## LISTED RECORDS:

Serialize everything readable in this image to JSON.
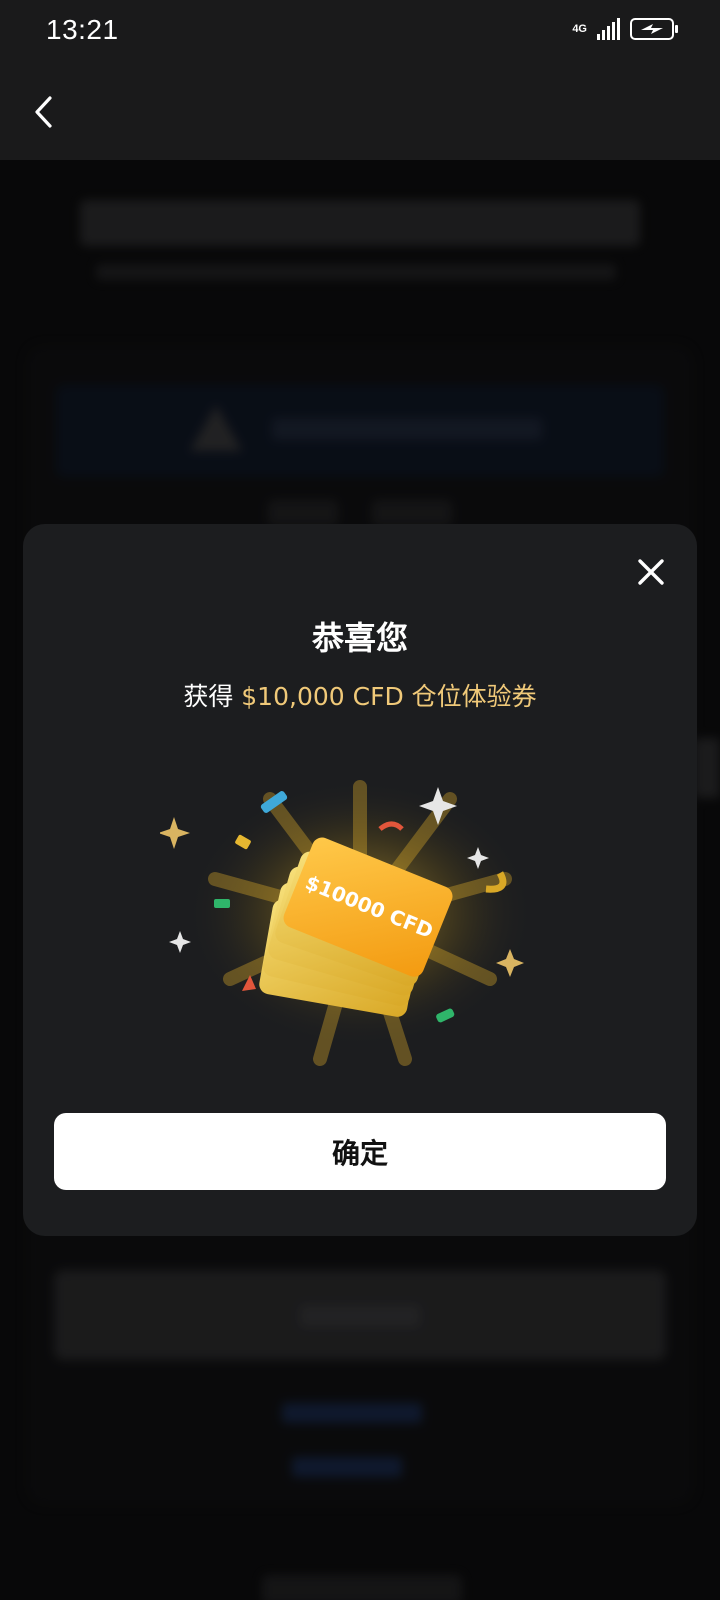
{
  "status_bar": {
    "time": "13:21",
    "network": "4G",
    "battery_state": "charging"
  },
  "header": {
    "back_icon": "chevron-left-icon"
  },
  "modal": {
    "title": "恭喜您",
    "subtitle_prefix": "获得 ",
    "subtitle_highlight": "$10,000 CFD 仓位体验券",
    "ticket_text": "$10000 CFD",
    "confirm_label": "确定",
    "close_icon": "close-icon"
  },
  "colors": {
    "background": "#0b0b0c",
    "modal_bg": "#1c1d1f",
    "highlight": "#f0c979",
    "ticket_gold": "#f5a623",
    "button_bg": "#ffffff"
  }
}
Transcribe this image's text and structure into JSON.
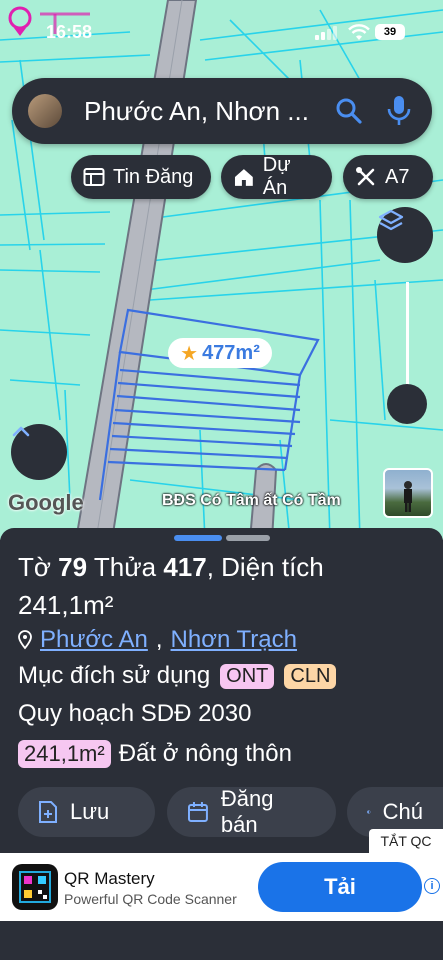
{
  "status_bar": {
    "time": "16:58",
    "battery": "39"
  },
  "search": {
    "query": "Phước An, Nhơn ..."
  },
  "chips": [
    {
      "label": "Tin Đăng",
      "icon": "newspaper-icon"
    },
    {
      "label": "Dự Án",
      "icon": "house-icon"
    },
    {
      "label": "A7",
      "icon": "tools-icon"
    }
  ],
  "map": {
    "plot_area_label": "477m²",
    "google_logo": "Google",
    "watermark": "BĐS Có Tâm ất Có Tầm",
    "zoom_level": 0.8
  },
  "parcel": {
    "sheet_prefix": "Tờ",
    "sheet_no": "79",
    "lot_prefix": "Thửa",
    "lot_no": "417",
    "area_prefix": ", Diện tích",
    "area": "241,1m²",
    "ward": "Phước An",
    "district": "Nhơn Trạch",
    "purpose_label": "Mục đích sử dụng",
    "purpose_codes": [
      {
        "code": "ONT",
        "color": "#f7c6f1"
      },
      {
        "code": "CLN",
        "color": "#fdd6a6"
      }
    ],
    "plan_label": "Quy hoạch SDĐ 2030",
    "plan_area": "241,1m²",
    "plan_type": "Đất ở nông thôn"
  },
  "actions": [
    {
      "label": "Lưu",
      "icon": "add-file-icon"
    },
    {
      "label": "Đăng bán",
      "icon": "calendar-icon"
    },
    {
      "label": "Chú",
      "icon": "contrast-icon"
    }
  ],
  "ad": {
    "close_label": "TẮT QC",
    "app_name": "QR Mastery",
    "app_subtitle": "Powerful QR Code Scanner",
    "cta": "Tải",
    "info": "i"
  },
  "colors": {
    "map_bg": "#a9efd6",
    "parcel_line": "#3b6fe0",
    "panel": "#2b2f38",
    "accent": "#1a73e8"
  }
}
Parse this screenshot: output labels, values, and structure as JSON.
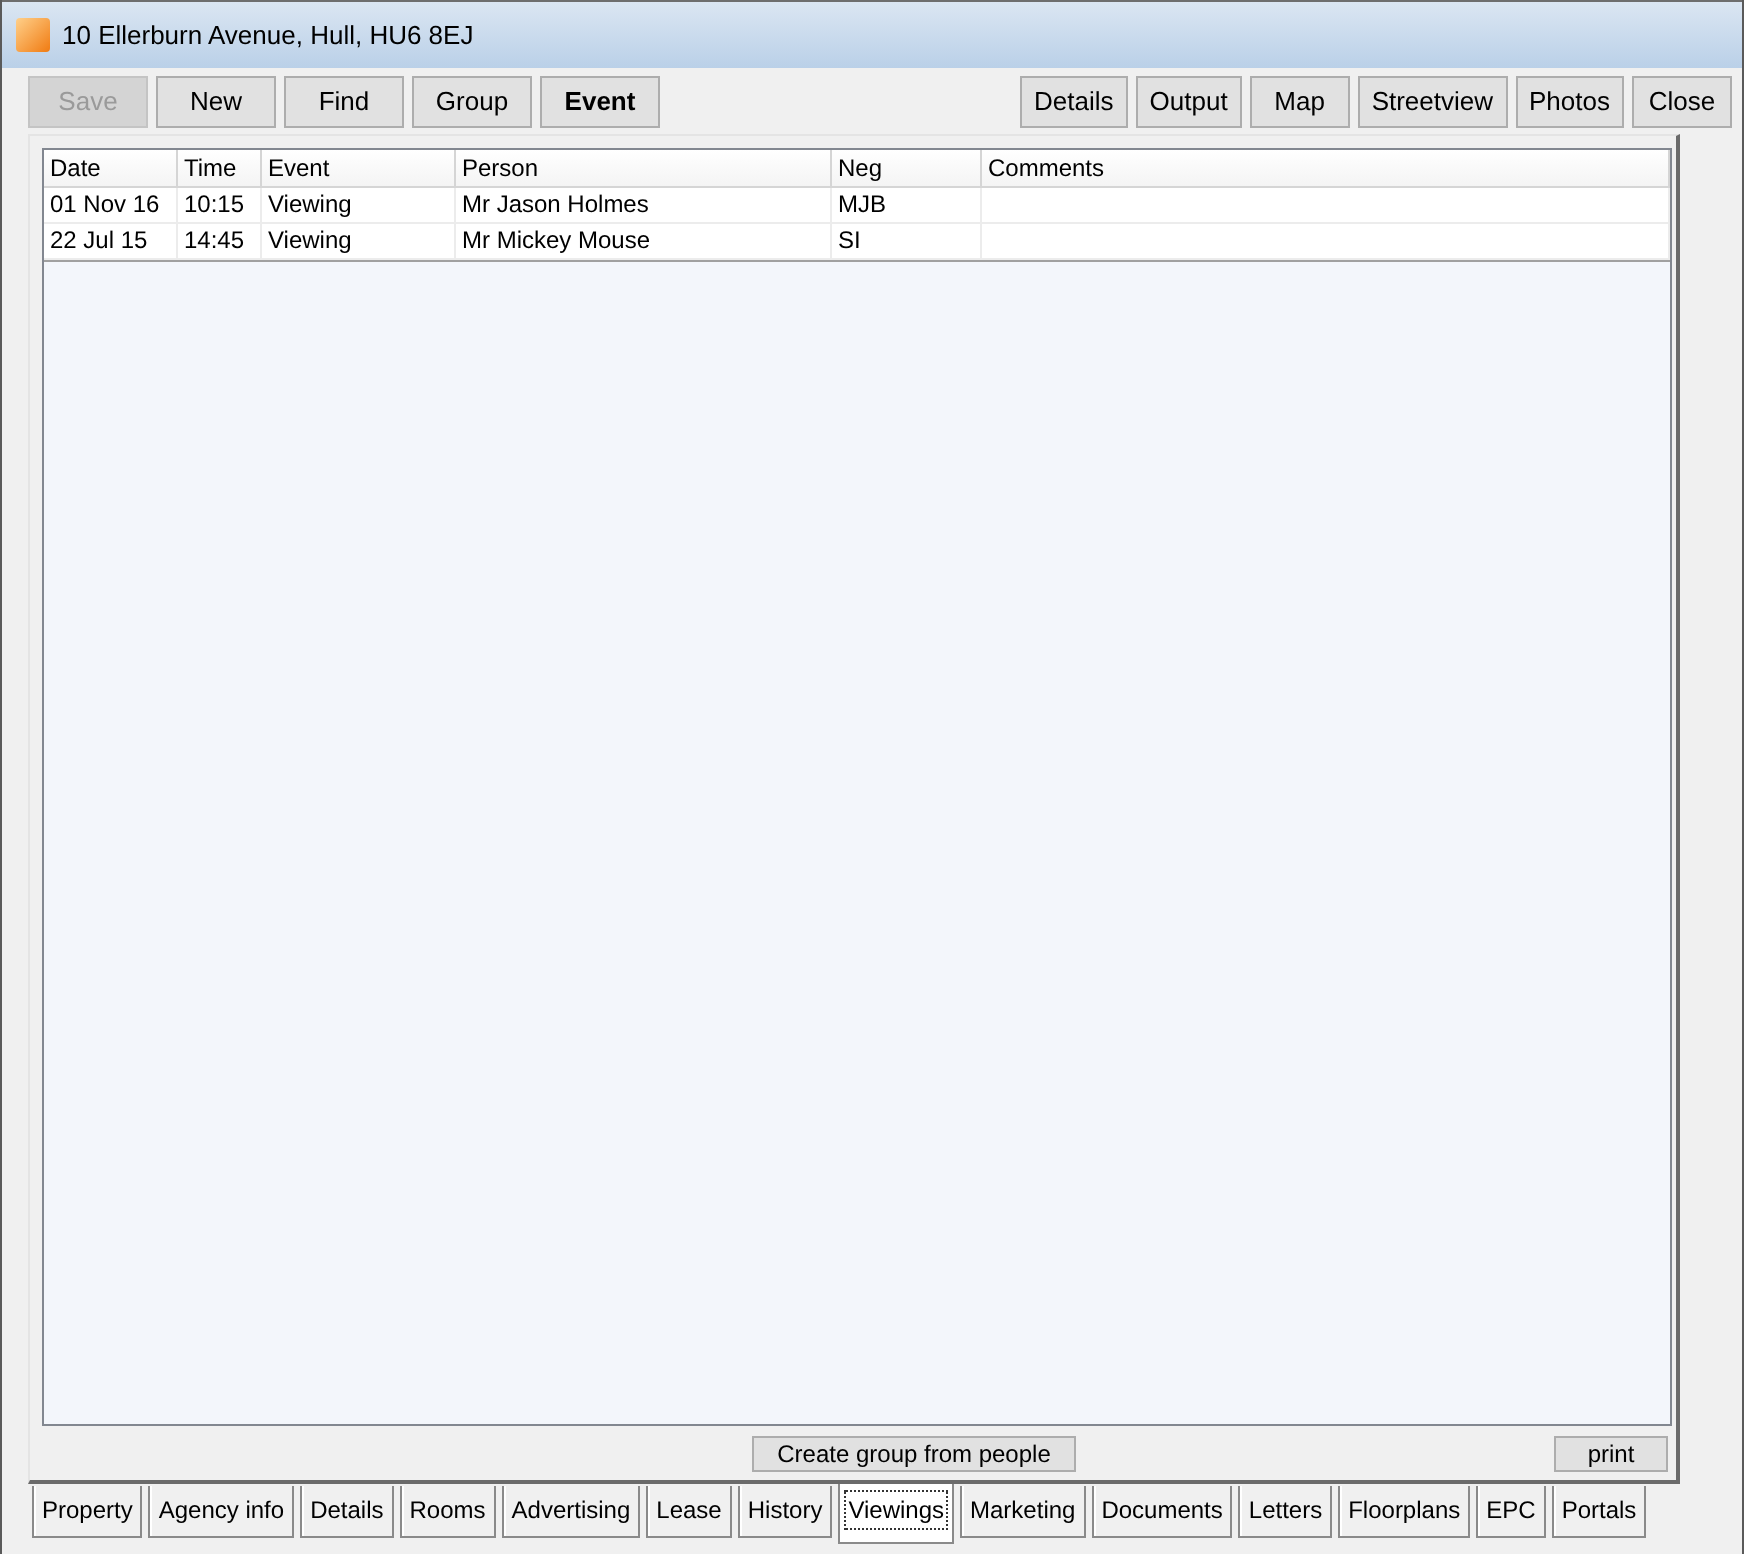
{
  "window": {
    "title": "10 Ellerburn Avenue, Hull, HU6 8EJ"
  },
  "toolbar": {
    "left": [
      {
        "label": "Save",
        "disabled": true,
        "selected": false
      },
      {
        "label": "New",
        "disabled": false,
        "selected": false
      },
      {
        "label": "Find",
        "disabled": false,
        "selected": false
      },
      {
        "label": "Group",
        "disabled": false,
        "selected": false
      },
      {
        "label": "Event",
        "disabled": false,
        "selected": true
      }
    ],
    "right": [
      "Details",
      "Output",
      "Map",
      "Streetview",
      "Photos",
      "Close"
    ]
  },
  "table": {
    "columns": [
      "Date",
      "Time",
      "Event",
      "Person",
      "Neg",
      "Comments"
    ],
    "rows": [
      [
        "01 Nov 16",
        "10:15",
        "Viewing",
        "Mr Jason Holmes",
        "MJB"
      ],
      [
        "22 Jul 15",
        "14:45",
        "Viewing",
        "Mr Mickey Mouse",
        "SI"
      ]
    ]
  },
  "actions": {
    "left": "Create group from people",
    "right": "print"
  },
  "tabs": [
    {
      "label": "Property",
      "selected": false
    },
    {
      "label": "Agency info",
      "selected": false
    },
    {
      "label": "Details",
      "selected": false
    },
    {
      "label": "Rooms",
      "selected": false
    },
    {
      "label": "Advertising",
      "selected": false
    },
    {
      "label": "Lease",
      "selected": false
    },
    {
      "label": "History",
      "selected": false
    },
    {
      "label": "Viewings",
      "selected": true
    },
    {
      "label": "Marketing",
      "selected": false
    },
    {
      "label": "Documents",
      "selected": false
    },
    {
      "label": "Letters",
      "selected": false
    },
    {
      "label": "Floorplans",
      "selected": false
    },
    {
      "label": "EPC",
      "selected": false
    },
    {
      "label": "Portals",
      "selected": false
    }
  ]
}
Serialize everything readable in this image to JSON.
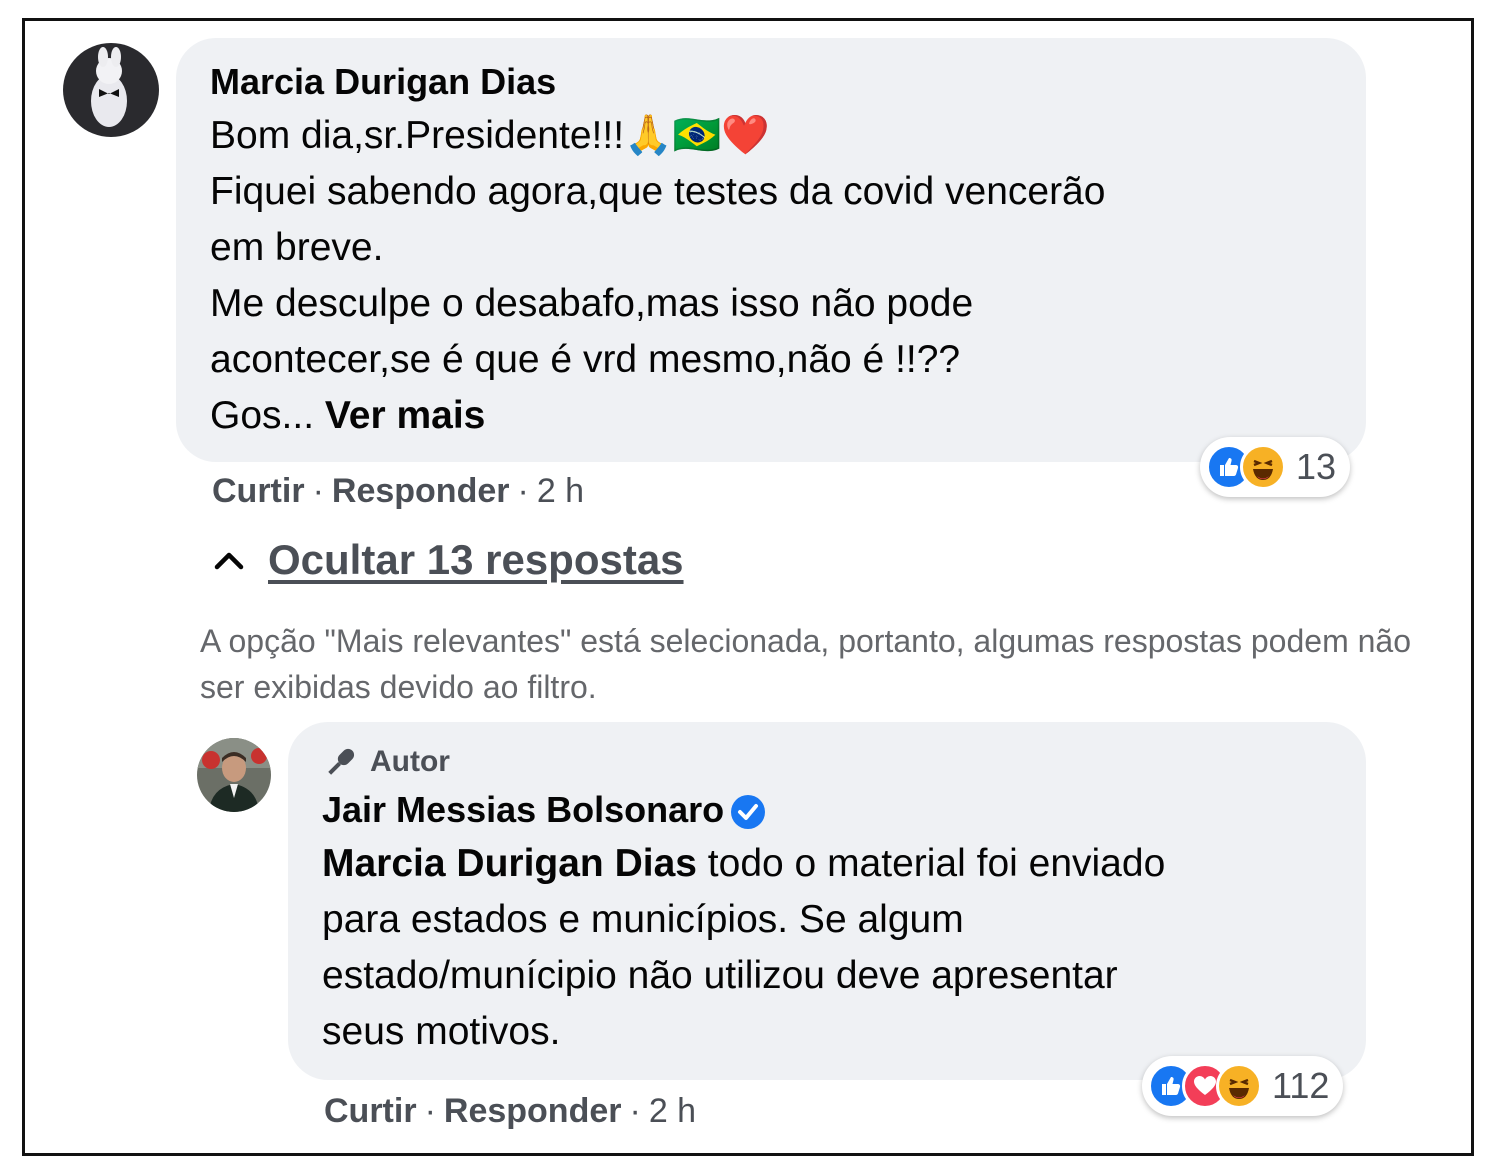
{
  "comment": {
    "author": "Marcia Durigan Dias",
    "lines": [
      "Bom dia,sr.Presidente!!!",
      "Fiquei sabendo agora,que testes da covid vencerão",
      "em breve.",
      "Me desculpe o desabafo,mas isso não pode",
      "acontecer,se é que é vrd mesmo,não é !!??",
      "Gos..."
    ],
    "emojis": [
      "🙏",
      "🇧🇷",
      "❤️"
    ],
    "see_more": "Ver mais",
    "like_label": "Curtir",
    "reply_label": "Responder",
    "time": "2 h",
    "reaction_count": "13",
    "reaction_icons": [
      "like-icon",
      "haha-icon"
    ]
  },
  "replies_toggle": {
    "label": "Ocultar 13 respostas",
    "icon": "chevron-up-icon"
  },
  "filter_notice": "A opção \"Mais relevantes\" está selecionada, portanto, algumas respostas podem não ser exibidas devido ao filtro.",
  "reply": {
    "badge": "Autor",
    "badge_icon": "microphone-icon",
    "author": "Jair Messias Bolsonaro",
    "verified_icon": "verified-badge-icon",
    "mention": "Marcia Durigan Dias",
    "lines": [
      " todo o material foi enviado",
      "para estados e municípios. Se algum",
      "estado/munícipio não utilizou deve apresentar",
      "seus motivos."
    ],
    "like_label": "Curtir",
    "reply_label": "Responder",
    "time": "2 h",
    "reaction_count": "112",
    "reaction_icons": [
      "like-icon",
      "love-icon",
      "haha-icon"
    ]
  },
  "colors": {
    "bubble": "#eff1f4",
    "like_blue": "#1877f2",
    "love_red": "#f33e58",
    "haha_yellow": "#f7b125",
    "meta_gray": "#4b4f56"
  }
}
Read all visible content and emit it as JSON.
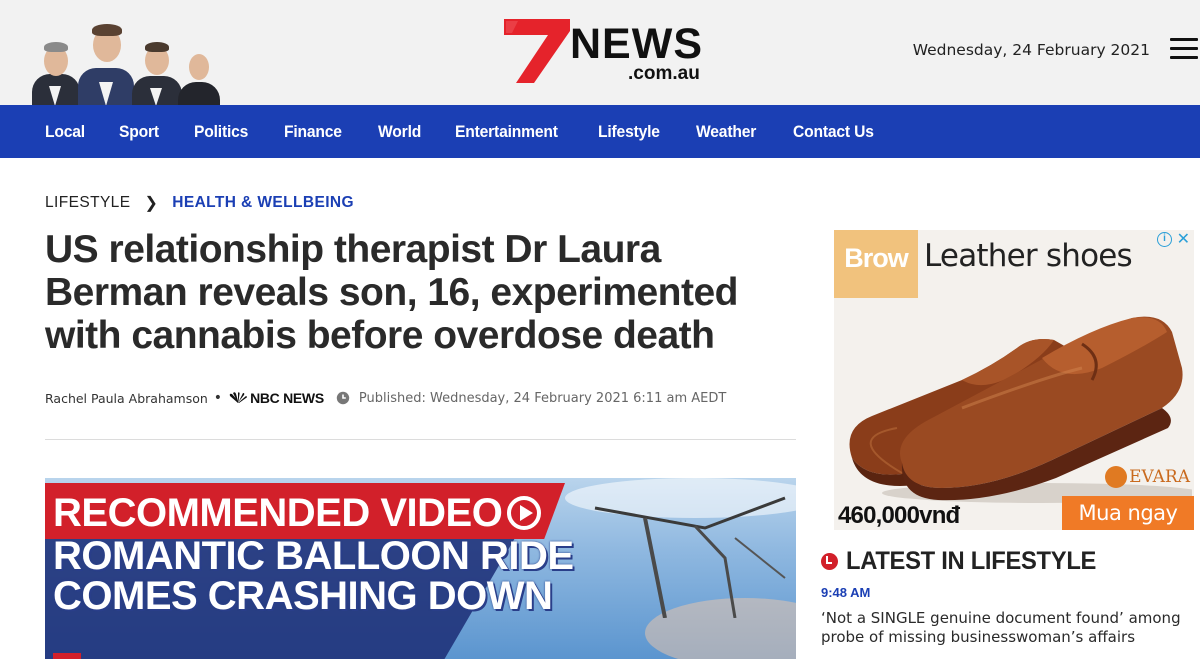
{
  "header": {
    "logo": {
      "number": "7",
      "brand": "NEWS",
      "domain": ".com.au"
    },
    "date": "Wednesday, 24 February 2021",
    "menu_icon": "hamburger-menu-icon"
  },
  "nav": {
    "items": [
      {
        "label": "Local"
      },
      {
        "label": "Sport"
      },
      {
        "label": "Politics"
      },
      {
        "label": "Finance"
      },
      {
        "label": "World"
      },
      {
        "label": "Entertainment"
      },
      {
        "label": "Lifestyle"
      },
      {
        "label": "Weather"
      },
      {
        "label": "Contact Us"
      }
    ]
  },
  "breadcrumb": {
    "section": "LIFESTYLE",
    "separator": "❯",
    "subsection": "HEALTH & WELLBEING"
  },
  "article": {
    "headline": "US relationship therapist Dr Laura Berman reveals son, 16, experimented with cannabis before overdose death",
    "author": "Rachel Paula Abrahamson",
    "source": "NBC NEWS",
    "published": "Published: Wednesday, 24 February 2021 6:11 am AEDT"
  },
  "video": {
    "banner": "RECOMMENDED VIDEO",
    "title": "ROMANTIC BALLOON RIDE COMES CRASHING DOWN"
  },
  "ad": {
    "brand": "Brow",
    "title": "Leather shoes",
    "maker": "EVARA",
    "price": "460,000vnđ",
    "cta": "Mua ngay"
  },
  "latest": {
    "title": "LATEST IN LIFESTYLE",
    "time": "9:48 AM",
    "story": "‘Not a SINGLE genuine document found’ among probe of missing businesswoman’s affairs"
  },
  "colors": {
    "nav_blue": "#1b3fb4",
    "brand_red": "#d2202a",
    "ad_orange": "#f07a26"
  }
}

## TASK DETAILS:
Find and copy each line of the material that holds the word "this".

## TASK OUTPUT:
Serialize everything readable in this image to JSON.
Transcribe this image's text and structure into JSON.
Parse this screenshot: output labels, values, and structure as JSON.
Serialize everything readable in this image to JSON.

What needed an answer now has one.